§ Exercise brief: Below are the records; work out how many lines among them contain "Documents", and write nothing besides that number.

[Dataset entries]
++++
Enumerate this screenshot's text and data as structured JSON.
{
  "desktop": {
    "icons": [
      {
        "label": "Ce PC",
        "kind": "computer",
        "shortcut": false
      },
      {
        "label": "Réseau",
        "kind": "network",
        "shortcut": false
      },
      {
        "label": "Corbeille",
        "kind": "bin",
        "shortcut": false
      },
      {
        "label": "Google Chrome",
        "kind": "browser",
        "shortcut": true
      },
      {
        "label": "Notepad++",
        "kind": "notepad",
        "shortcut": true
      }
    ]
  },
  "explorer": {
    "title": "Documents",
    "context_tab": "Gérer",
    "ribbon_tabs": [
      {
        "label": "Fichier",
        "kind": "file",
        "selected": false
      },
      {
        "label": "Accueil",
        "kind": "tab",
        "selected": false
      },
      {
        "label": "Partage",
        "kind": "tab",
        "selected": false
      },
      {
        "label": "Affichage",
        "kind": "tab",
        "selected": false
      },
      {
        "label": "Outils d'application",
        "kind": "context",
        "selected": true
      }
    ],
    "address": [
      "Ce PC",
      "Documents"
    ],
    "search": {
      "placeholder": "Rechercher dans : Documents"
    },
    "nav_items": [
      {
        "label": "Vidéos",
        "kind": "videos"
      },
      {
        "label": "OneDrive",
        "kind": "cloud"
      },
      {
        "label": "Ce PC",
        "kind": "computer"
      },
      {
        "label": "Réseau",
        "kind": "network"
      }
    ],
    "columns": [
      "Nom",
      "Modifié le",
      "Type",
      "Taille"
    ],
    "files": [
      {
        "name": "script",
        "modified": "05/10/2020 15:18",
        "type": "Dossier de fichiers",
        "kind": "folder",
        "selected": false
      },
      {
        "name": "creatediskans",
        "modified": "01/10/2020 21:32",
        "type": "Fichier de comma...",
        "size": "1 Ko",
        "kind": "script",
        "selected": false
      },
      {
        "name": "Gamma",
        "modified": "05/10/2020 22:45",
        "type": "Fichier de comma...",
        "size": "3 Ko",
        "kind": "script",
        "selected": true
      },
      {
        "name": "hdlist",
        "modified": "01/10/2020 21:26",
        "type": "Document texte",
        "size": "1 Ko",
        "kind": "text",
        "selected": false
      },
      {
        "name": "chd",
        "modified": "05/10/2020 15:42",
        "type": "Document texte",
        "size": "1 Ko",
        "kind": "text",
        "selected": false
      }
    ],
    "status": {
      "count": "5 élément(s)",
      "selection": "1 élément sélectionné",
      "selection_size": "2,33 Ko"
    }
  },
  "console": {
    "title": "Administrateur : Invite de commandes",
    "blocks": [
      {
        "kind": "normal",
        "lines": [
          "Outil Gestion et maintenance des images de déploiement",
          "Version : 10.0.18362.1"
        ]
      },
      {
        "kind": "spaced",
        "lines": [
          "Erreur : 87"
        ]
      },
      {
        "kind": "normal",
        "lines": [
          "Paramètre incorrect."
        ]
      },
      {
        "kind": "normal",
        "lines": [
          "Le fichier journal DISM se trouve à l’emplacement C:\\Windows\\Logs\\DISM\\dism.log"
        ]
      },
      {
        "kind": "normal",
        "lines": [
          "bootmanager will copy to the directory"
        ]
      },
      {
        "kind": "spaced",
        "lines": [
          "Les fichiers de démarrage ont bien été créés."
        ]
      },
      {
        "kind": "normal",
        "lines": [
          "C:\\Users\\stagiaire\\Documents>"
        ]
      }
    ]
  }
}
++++
§ Answer space: 4